Segment Start: Task inputs

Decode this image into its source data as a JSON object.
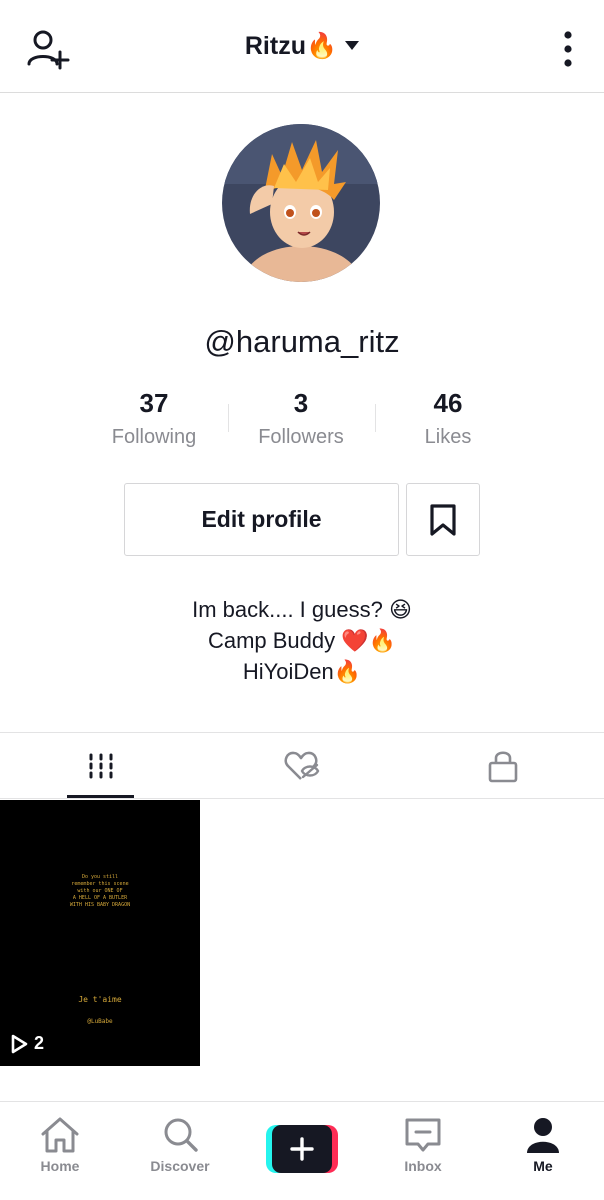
{
  "header": {
    "title": "Ritzu",
    "title_emoji": "🔥",
    "left_icon": "add-user-icon",
    "right_icon": "more-vertical-icon"
  },
  "profile": {
    "username": "@haruma_ritz",
    "stats": [
      {
        "value": "37",
        "label": "Following"
      },
      {
        "value": "3",
        "label": "Followers"
      },
      {
        "value": "46",
        "label": "Likes"
      }
    ],
    "edit_button": "Edit profile",
    "bio": [
      "Im back.... I guess? 😆",
      "Camp Buddy ❤️🔥",
      "HiYoiDen🔥"
    ]
  },
  "tabs": [
    {
      "icon": "grid-icon",
      "active": true
    },
    {
      "icon": "liked-hidden-icon",
      "active": false
    },
    {
      "icon": "lock-icon",
      "active": false
    }
  ],
  "videos": [
    {
      "caption_lines": [
        "Do you still",
        "remember this scene",
        "with our ONE OF",
        "A HELL OF A BUTLER",
        "WITH HIS BABY DRAGON"
      ],
      "caption_bottom": "Je t'aime",
      "caption_tag": "@LuBabe",
      "plays": "2"
    }
  ],
  "bottom_nav": [
    {
      "label": "Home",
      "icon": "home-icon"
    },
    {
      "label": "Discover",
      "icon": "search-icon"
    },
    {
      "label": "",
      "icon": "plus-icon"
    },
    {
      "label": "Inbox",
      "icon": "inbox-icon"
    },
    {
      "label": "Me",
      "icon": "person-icon",
      "active": true
    }
  ],
  "colors": {
    "text": "#161823",
    "muted": "#8a8b91",
    "cyan": "#25f4ee",
    "pink": "#fe2c55"
  }
}
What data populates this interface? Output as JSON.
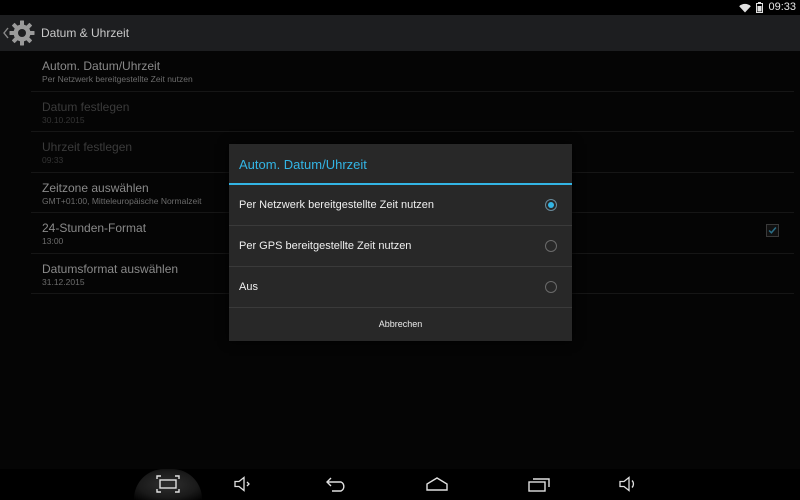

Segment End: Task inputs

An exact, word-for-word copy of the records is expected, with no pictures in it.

» Answer for this exercise:
Decode this image into its source data as a JSON object.
{
  "header": {
    "title": "Ritzu",
    "title_emoji": "🔥",
    "left_icon": "add-user-icon",
    "right_icon": "more-vertical-icon"
  },
  "profile": {
    "username": "@haruma_ritz",
    "stats": [
      {
        "value": "37",
        "label": "Following"
      },
      {
        "value": "3",
        "label": "Followers"
      },
      {
        "value": "46",
        "label": "Likes"
      }
    ],
    "edit_button": "Edit profile",
    "bio": [
      "Im back.... I guess? 😆",
      "Camp Buddy ❤️🔥",
      "HiYoiDen🔥"
    ]
  },
  "tabs": [
    {
      "icon": "grid-icon",
      "active": true
    },
    {
      "icon": "liked-hidden-icon",
      "active": false
    },
    {
      "icon": "lock-icon",
      "active": false
    }
  ],
  "videos": [
    {
      "caption_lines": [
        "Do you still",
        "remember this scene",
        "with our ONE OF",
        "A HELL OF A BUTLER",
        "WITH HIS BABY DRAGON"
      ],
      "caption_bottom": "Je t'aime",
      "caption_tag": "@LuBabe",
      "plays": "2"
    }
  ],
  "bottom_nav": [
    {
      "label": "Home",
      "icon": "home-icon"
    },
    {
      "label": "Discover",
      "icon": "search-icon"
    },
    {
      "label": "",
      "icon": "plus-icon"
    },
    {
      "label": "Inbox",
      "icon": "inbox-icon"
    },
    {
      "label": "Me",
      "icon": "person-icon",
      "active": true
    }
  ],
  "colors": {
    "text": "#161823",
    "muted": "#8a8b91",
    "cyan": "#25f4ee",
    "pink": "#fe2c55"
  }
}
What data populates this interface? Output as JSON.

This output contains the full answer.